The company takes pride in it’s reputation for design and Japanese service.
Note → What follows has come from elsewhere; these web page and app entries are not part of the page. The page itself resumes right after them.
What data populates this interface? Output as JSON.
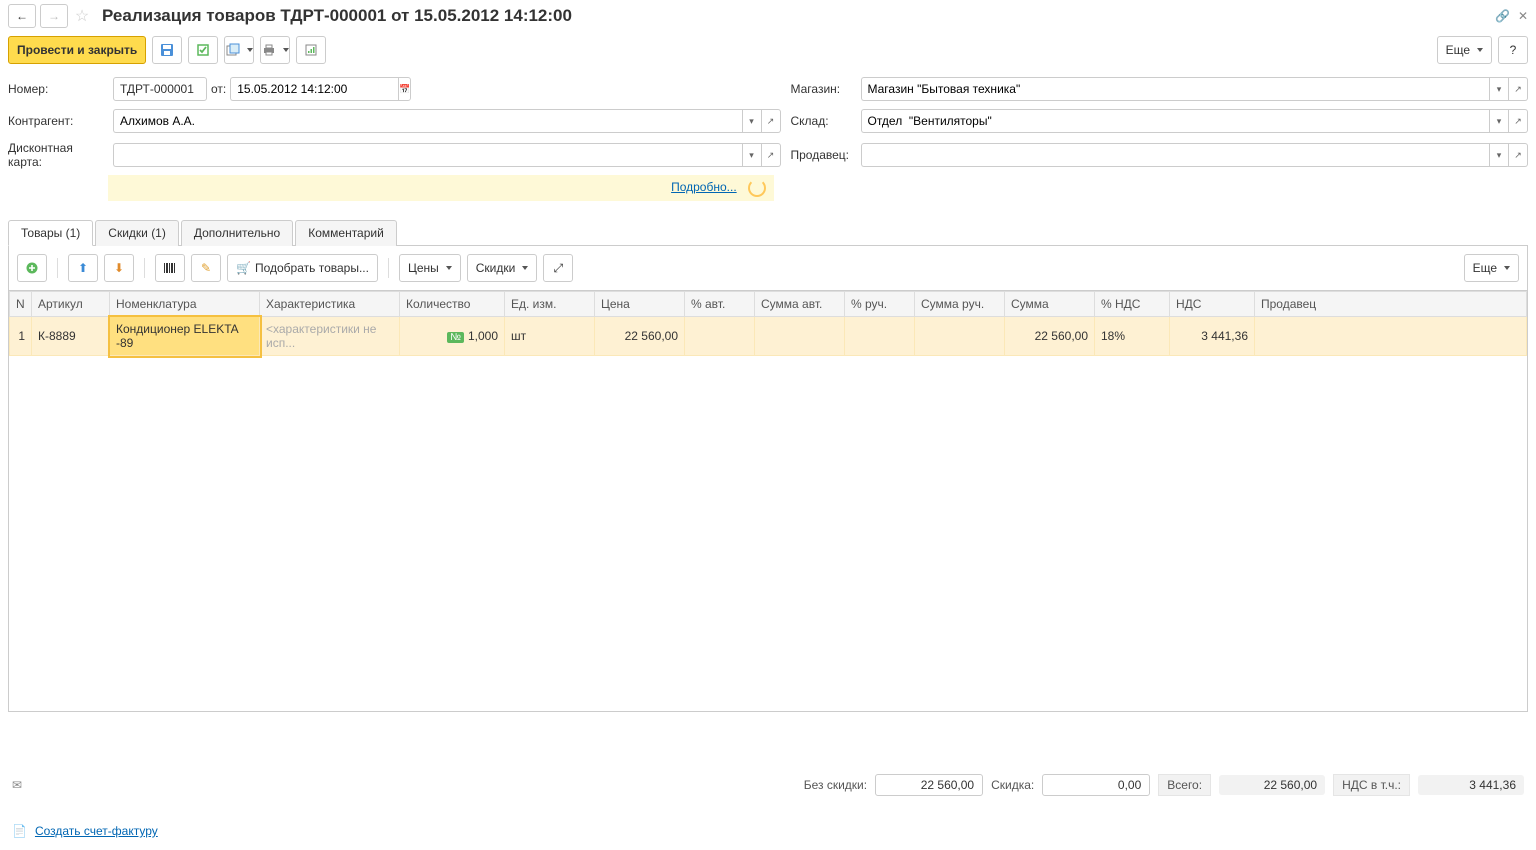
{
  "title": "Реализация товаров ТДРТ-000001 от 15.05.2012 14:12:00",
  "toolbar": {
    "post_close": "Провести и закрыть",
    "more": "Еще",
    "help": "?"
  },
  "form": {
    "number_label": "Номер:",
    "number": "ТДРТ-000001",
    "from_label": "от:",
    "date": "15.05.2012 14:12:00",
    "store_label": "Магазин:",
    "store": "Магазин \"Бытовая техника\"",
    "counterparty_label": "Контрагент:",
    "counterparty": "Алхимов А.А.",
    "warehouse_label": "Склад:",
    "warehouse": "Отдел  \"Вентиляторы\"",
    "discount_card_label": "Дисконтная карта:",
    "discount_card": "",
    "seller_label": "Продавец:",
    "seller": "",
    "details_link": "Подробно..."
  },
  "tabs": [
    "Товары (1)",
    "Скидки (1)",
    "Дополнительно",
    "Комментарий"
  ],
  "tabbar": {
    "pick": "Подобрать товары...",
    "prices": "Цены",
    "discounts": "Скидки",
    "more": "Еще"
  },
  "grid": {
    "headers": [
      "N",
      "Артикул",
      "Номенклатура",
      "Характеристика",
      "Количество",
      "Ед. изм.",
      "Цена",
      "% авт.",
      "Сумма авт.",
      "% руч.",
      "Сумма руч.",
      "Сумма",
      "% НДС",
      "НДС",
      "Продавец"
    ],
    "row": {
      "n": "1",
      "art": "К-8889",
      "nom": "Кондиционер ELEKTA -89",
      "char_ph": "<характеристики не исп...",
      "qty": "1,000",
      "unit": "шт",
      "price": "22 560,00",
      "pauto": "",
      "sauto": "",
      "pman": "",
      "sman": "",
      "sum": "22 560,00",
      "vatpct": "18%",
      "vat": "3 441,36",
      "seller": ""
    }
  },
  "footer": {
    "no_discount_label": "Без скидки:",
    "no_discount": "22 560,00",
    "discount_label": "Скидка:",
    "discount": "0,00",
    "total_label": "Всего:",
    "total": "22 560,00",
    "vat_label": "НДС в т.ч.:",
    "vat": "3 441,36"
  },
  "bottom_link": "Создать счет-фактуру"
}
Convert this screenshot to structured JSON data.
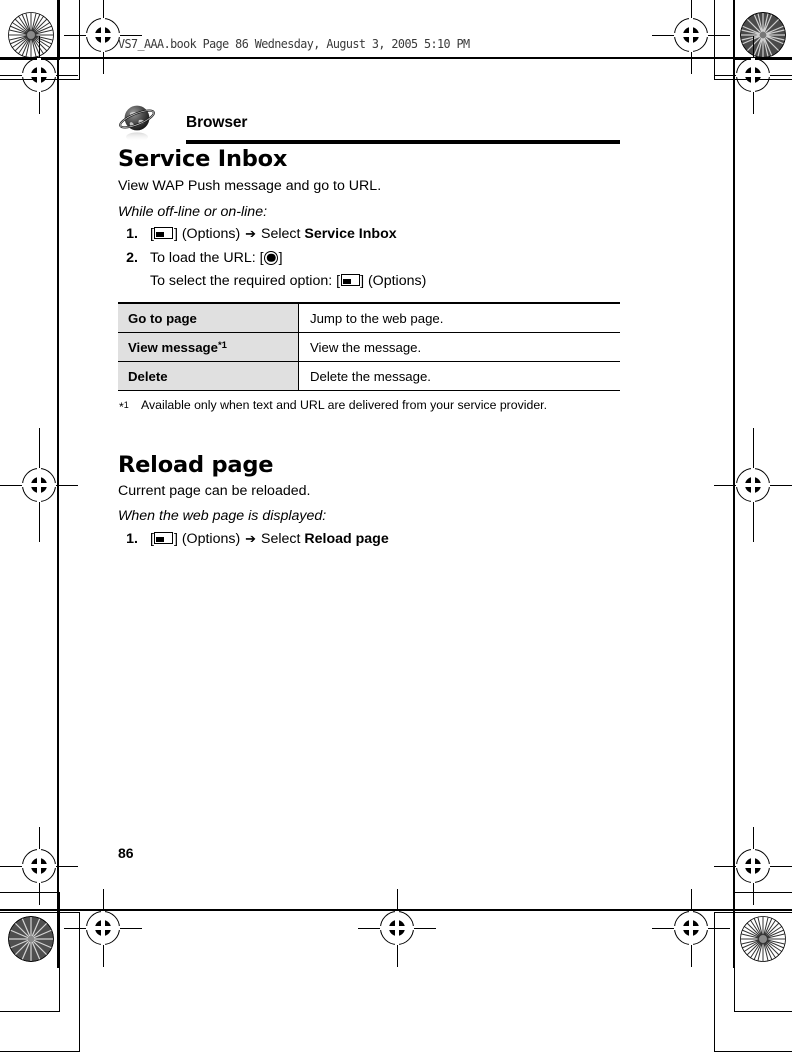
{
  "document": {
    "running_head": "VS7_AAA.book  Page 86  Wednesday, August 3, 2005  5:10 PM",
    "page_number": "86",
    "chapter": {
      "title": "Browser",
      "icon": "planet-globe-icon"
    }
  },
  "sections": [
    {
      "heading": "Service Inbox",
      "lede": "View WAP Push message and go to URL.",
      "condition": "While off-line or on-line:",
      "steps": [
        {
          "number": "1.",
          "pre": "[",
          "key": "softkey-icon",
          "post": "] (Options)",
          "arrow": "➔",
          "action_prefix": "Select ",
          "action_bold": "Service Inbox"
        },
        {
          "number": "2.",
          "line1_prefix": "To load the URL: [",
          "line1_key": "center-key-icon",
          "line1_suffix": "]",
          "line2_prefix": "To select the required option: [",
          "line2_key": "softkey-icon",
          "line2_suffix": "] (Options)"
        }
      ],
      "table": {
        "rows": [
          {
            "option": "Go to page",
            "option_footnote": "",
            "description": "Jump to the web page."
          },
          {
            "option": "View message",
            "option_footnote": "*1",
            "description": "View the message."
          },
          {
            "option": "Delete",
            "option_footnote": "",
            "description": "Delete the message."
          }
        ]
      },
      "footnote": {
        "marker": "*",
        "marker_sup": "1",
        "text": "Available only when text and URL are delivered from your service provider."
      }
    },
    {
      "heading": "Reload page",
      "lede": "Current page can be reloaded.",
      "condition": "When the web page is displayed:",
      "steps": [
        {
          "number": "1.",
          "pre": "[",
          "key": "softkey-icon",
          "post": "] (Options)",
          "arrow": "➔",
          "action_prefix": "Select ",
          "action_bold": "Reload page"
        }
      ]
    }
  ],
  "print_marks": {
    "registration_target": "registration-target-icon",
    "density_star": "density-starburst-icon"
  }
}
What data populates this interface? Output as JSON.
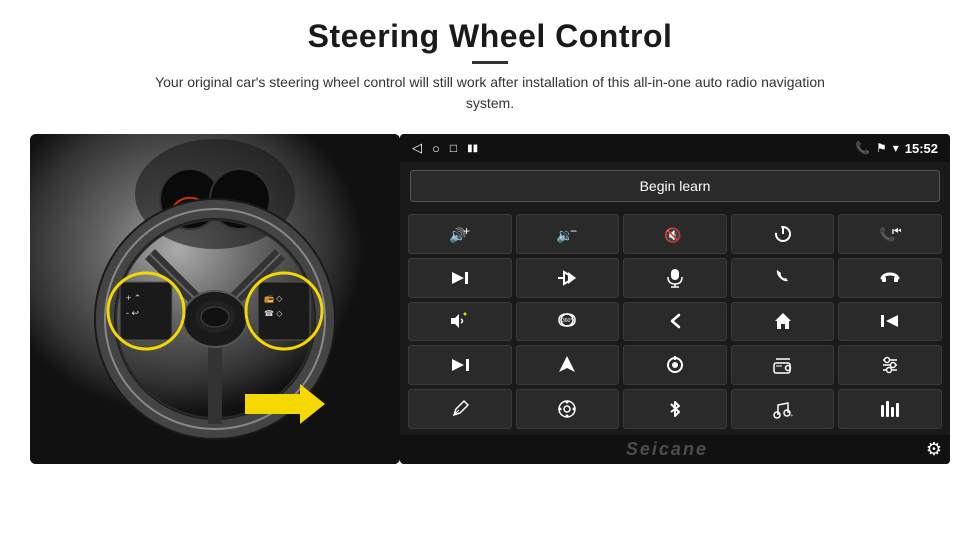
{
  "page": {
    "title": "Steering Wheel Control",
    "divider": true,
    "subtitle": "Your original car's steering wheel control will still work after installation of this all-in-one auto radio navigation system."
  },
  "status_bar": {
    "nav_back": "◁",
    "nav_circle": "○",
    "nav_square": "□",
    "signal": "▮▮",
    "phone_icon": "📞",
    "location_icon": "⚑",
    "wifi_icon": "▾",
    "time": "15:52"
  },
  "begin_learn": {
    "label": "Begin learn"
  },
  "controls": [
    {
      "icon": "🔊+",
      "name": "vol-up"
    },
    {
      "icon": "🔉−",
      "name": "vol-down"
    },
    {
      "icon": "🔇",
      "name": "mute"
    },
    {
      "icon": "⏻",
      "name": "power"
    },
    {
      "icon": "⏮",
      "name": "prev-track"
    },
    {
      "icon": "⏭",
      "name": "next"
    },
    {
      "icon": "✂⏭",
      "name": "fast-forward"
    },
    {
      "icon": "🎤",
      "name": "mic"
    },
    {
      "icon": "📞",
      "name": "call"
    },
    {
      "icon": "↩",
      "name": "hang-up"
    },
    {
      "icon": "📢",
      "name": "speaker"
    },
    {
      "icon": "360°",
      "name": "camera-360"
    },
    {
      "icon": "↩",
      "name": "back"
    },
    {
      "icon": "⌂",
      "name": "home"
    },
    {
      "icon": "⏮⏮",
      "name": "rew"
    },
    {
      "icon": "⏭⏭",
      "name": "ff"
    },
    {
      "icon": "▶",
      "name": "play"
    },
    {
      "icon": "⊜",
      "name": "source"
    },
    {
      "icon": "📻",
      "name": "radio"
    },
    {
      "icon": "⚙",
      "name": "eq"
    },
    {
      "icon": "✏",
      "name": "pen"
    },
    {
      "icon": "⊛",
      "name": "menu"
    },
    {
      "icon": "✱",
      "name": "bluetooth"
    },
    {
      "icon": "♬",
      "name": "music"
    },
    {
      "icon": "|||",
      "name": "eq2"
    }
  ],
  "bottom": {
    "brand": "Seicane",
    "gear_icon": "⚙"
  },
  "colors": {
    "screen_bg": "#1a1a1a",
    "btn_bg": "#2a2a2a",
    "btn_border": "#3a3a3a",
    "text": "#ffffff",
    "circle_highlight": "#f5d800"
  }
}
Their goal is to be the number one retailer in the world within a few years from now.  Visit their San Francisco store and it feel more like a fashion design display place than a store.  They discourage you from trying on lots of clothes for different colors.  They have a led screen like a mirror you can stand in front of and by touching the image, your jacket will appear in many different colors on you  without you having to try them all on.

It is an example of shopping there is not what you would expect.  Simon Collins is Dean of Fashion at Parsons New School for design and he has grown to like the place because you can buy a discounted shirt there but they will still make you feel like you just bought a one of a kind designer garment.  The customer service is great..  They care how the staff looks and care about your experience shopping there.       

About 70%  percent of an   employee’s shift is spent folding.  They are timed and tested to do it as neatly and quickly as possible.  Would a lazy American employee even try that?  I doubt it. Employees even have a coach to train them how to smile.  I always thought that a smile was a reaction to some kind of pleasurable experience not a trained activity.  This place creeps me out already.

The company big shots agree that it is micro-management taken very far but they stand by their policies because it is all about control.  They can control the many people that are out there lined up for a job or they do not have a job but they can not control the customer, they can only do their best to make each and every customer feel good when they enter their store.  The company started in 1984 when Tadashi Yanai took  his father’s clothing shop in Hiroshima.   He originally called it Unique Clothing Warehouse and later shortened it to Uni 

So in the past seven years the Chairman, President and CEO and son of a father who owned one store became the biggest brand because he aimed high one bright color, one crisp fold and one polite smile at a time.


No comments:

Post a Comment